It all began with a fateful encounter when Elizabeth was just 13. She and her sister Princess Margaret accompanied their parents the King and Queen on a visit to the Royal Naval College in Dartmouth. As Elizabeth watched a tall, blond 18-year-old naval cadet show off in front of her by jumping the net on a tennis court, she was smitten. That young man was Prince Philip of Greece andDenmark, a charismatic but impoverished royal.
“She never took her eyes off him the whole time,” Elizabeth's governess Marion Crawford noted.
At Christmas 1943, the two met again at Windsor Castle, where Elizabeth and Margaret were putting on a charity performance of the pantomime Aladdin. It was an interlude of fun for Philip, who was by then away at sea fighting in the Second World War. He and Elizabeth kept in touch by letter throughout the War, during which Philip won official praise for his bravery.
“She was very much in love,” the Queen’s confidante, Lady Pamela Hicks, later recalled. Reunited after the war, by which time Elizabeth had blossomed into a striking young woman, the pair's friendship deepened and after a serious courtship, Philip declared that he had fallen “completely and unreservedly” in love with her.

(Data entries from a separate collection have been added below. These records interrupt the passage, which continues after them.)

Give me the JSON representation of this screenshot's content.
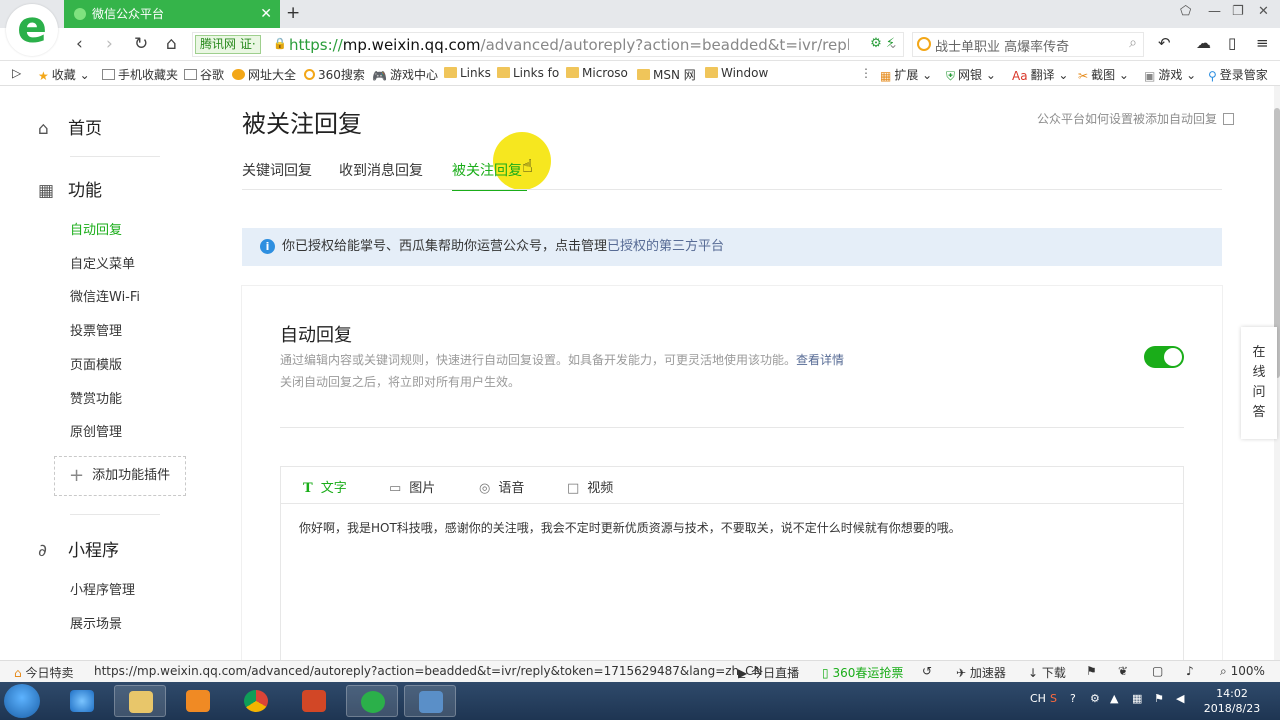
{
  "browser": {
    "tab_title": "微信公众平台",
    "site_badge": "腾讯网 证·",
    "url_scheme": "https://",
    "url_host": "mp.weixin.qq.com",
    "url_path": "/advanced/autoreply?action=beadded&t=ivr/reply&tc",
    "search_text": "战士单职业 高爆率传奇",
    "bookmarks": [
      "收藏",
      "手机收藏夹",
      "谷歌",
      "网址大全",
      "360搜索",
      "游戏中心",
      "Links",
      "Links fo",
      "Microso",
      "MSN 网",
      "Window"
    ],
    "right_bookmarks": [
      "扩展",
      "网银",
      "翻译",
      "截图",
      "游戏",
      "登录管家"
    ]
  },
  "sidebar": {
    "home": "首页",
    "function": "功能",
    "function_items": [
      "自动回复",
      "自定义菜单",
      "微信连Wi-Fi",
      "投票管理",
      "页面模版",
      "赞赏功能",
      "原创管理"
    ],
    "add_plugin": "添加功能插件",
    "miniprogram": "小程序",
    "miniprogram_items": [
      "小程序管理",
      "展示场景"
    ]
  },
  "main": {
    "title": "被关注回复",
    "help_link": "公众平台如何设置被添加自动回复",
    "tabs": [
      "关键词回复",
      "收到消息回复",
      "被关注回复"
    ],
    "notice_text": "你已授权给能掌号、西瓜集帮助你运营公众号，点击管理",
    "notice_link": "已授权的第三方平台",
    "section_title": "自动回复",
    "desc_line1": "通过编辑内容或关键词规则，快速进行自动回复设置。如具备开发能力，可更灵活地使用该功能。",
    "desc_link": "查看详情",
    "desc_line2": "关闭自动回复之后，将立即对所有用户生效。",
    "toggle_on": true,
    "editor_tabs": [
      "文字",
      "图片",
      "语音",
      "视频"
    ],
    "editor_text": "你好啊，我是HOT科技哦，感谢你的关注哦，我会不定时更新优质资源与技术，不要取关，说不定什么时候就有你想要的哦。",
    "float_service": [
      "在",
      "线",
      "问",
      "答"
    ]
  },
  "status": {
    "left": "今日特卖",
    "url": "https://mp.weixin.qq.com/advanced/autoreply?action=beadded&t=ivr/reply&token=1715629487&lang=zh_CN",
    "live": "今日直播",
    "ticket": "360春运抢票",
    "accelerator": "加速器",
    "download": "下载",
    "zoom": "100%"
  },
  "taskbar": {
    "time": "14:02",
    "date": "2018/8/23",
    "ime": "CH"
  },
  "colors": {
    "accent": "#1aad19",
    "tab_green": "#35b44a",
    "link": "#576b95",
    "notice_bg": "#e5eef8"
  }
}
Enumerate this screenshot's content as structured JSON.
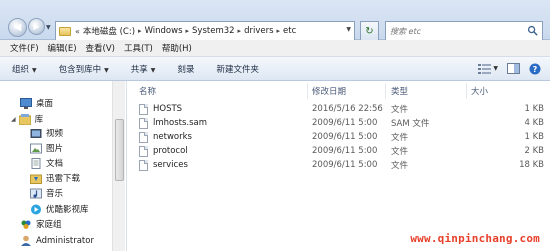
{
  "address": {
    "lead": "«",
    "crumbs": [
      "本地磁盘 (C:)",
      "Windows",
      "System32",
      "drivers",
      "etc"
    ]
  },
  "search": {
    "placeholder": "搜索 etc"
  },
  "menu": [
    "文件(F)",
    "编辑(E)",
    "查看(V)",
    "工具(T)",
    "帮助(H)"
  ],
  "commands": {
    "organize": "组织",
    "include_library": "包含到库中",
    "share": "共享",
    "burn": "刻录",
    "new_folder": "新建文件夹"
  },
  "nav": {
    "desktop": "桌面",
    "library": "库",
    "video": "视频",
    "pictures": "图片",
    "documents": "文档",
    "xunlei": "迅雷下载",
    "music": "音乐",
    "youku": "优酷影视库",
    "homegroup": "家庭组",
    "user": "Administrator"
  },
  "columns": {
    "name": "名称",
    "date": "修改日期",
    "type": "类型",
    "size": "大小"
  },
  "files": [
    {
      "name": "HOSTS",
      "date": "2016/5/16 22:56",
      "type": "文件",
      "size": "1 KB"
    },
    {
      "name": "lmhosts.sam",
      "date": "2009/6/11 5:00",
      "type": "SAM 文件",
      "size": "4 KB"
    },
    {
      "name": "networks",
      "date": "2009/6/11 5:00",
      "type": "文件",
      "size": "1 KB"
    },
    {
      "name": "protocol",
      "date": "2009/6/11 5:00",
      "type": "文件",
      "size": "2 KB"
    },
    {
      "name": "services",
      "date": "2009/6/11 5:00",
      "type": "文件",
      "size": "18 KB"
    }
  ],
  "watermark": "www.qinpinchang.com",
  "colors": {
    "accent": "#1e2c44",
    "watermark": "#e8402a",
    "header_text": "#4b5a78"
  }
}
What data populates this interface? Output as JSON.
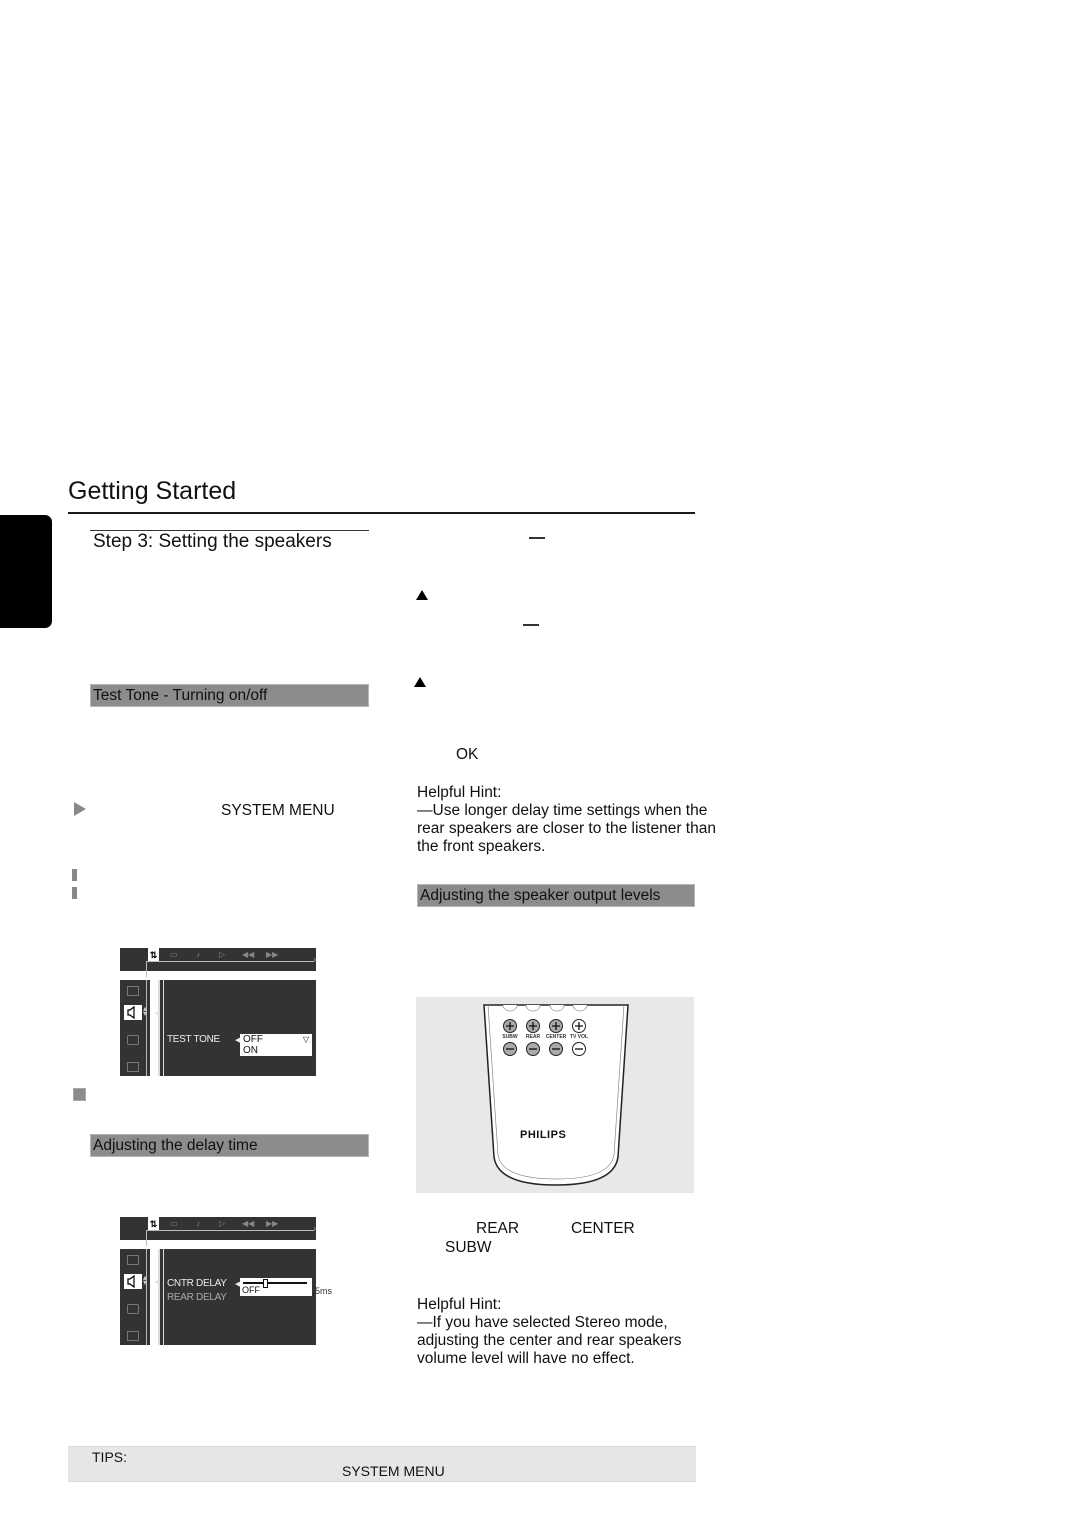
{
  "header": {
    "page_title": "Getting Started",
    "step_title": "Step 3:  Setting the speakers"
  },
  "left_column": {
    "test_tone_section": {
      "heading": "Test Tone - Turning on/off",
      "instruction_key": "SYSTEM MENU",
      "icons": [
        "play-icon",
        "pause-icon",
        "stop-icon"
      ]
    },
    "osd_test_tone": {
      "top_icons": [
        "setup-icon",
        "display-icon",
        "audio-icon",
        "play-icon",
        "rewind-icon",
        "forward-icon"
      ],
      "selected_top_icon": "setup",
      "side_icons": [
        "picture-icon",
        "speaker-icon",
        "subtitle-icon",
        "lock-icon"
      ],
      "selected_side_icon": "speaker",
      "menu_label": "TEST TONE",
      "options": [
        "OFF",
        "ON"
      ],
      "selected_option": "OFF"
    },
    "delay_section": {
      "heading": "Adjusting the delay time"
    },
    "osd_delay": {
      "menu_labels": [
        "CNTR DELAY",
        "REAR DELAY"
      ],
      "active_label": "CNTR DELAY",
      "slider_value_label": "OFF",
      "slider_max_label": "5ms",
      "slider_fraction": 0.35
    }
  },
  "right_column": {
    "ok_key": "OK",
    "hint1": {
      "title": "Helpful Hint:",
      "lines": [
        "—Use longer delay time settings when the",
        "rear speakers are closer to the listener than",
        "the front speakers."
      ]
    },
    "speaker_levels_section": {
      "heading": "Adjusting the speaker output levels"
    },
    "remote": {
      "button_labels": [
        "SUBW",
        "REAR",
        "CENTER",
        "TV VOL"
      ],
      "brand": "PHILIPS"
    },
    "keys_line1": [
      "REAR",
      "CENTER"
    ],
    "keys_line2": "SUBW",
    "hint2": {
      "title": "Helpful Hint:",
      "lines": [
        "—If you have selected Stereo mode,",
        "adjusting the center and rear speakers",
        "volume level will have no effect."
      ]
    }
  },
  "footer": {
    "tips_label": "TIPS:",
    "tips_key": "SYSTEM MENU"
  }
}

He proposed at her parents' Scottish home, Balmoral, in 1946 with a ring made with diamonds from his mother’s tiara, and their wedding took place the next year on 20 November at Westminster Abbey. It was a spectacular event, attended by thousands and celebrated by many millions more.
During their honeymoon, the 21-year-old Princess wrote a letter to her cousin Margaret Rhodes, saying: “I’m blissfully happy… and I’m enjoying being married to the best and nicest man in the world.” Even the famously forthright, no-nonsense Philip revealed his romantic side in a letter to his mother-in-law. “Lilibet is the only ‘thing’ in this world which is absolutely real to me,” he said.
Princess Elizabeth accompanied her naval officer husband to his post on the island of Malta, where they lived in a villa overlooking the sea. The newlyweds were able to enjoy a relatively normal lifestyle there, away from the spotlight. And whether she was zipping around the capital Valletta’s cobbled streets in her Morris Minor car or waltzing around the ballroom of The Phoenicia hotel, the future Queen was having the time of her life.
The couple’s happiness was completed by the birth of their first child, Prince Charles, in 1948, followed by Princess Anne two years later.
But in 1952 everything changed, and their sense of freedom was cut short forever. Elizabeth’s beloved father George VI died suddenly, aged 56, while she and Philip were touring Kenya. It was Philip who broke the news to his wife, still only 25, and comforted her in her grief. She was now the Queen, and he was her consort. From then on, their first duty must always be to the Crown.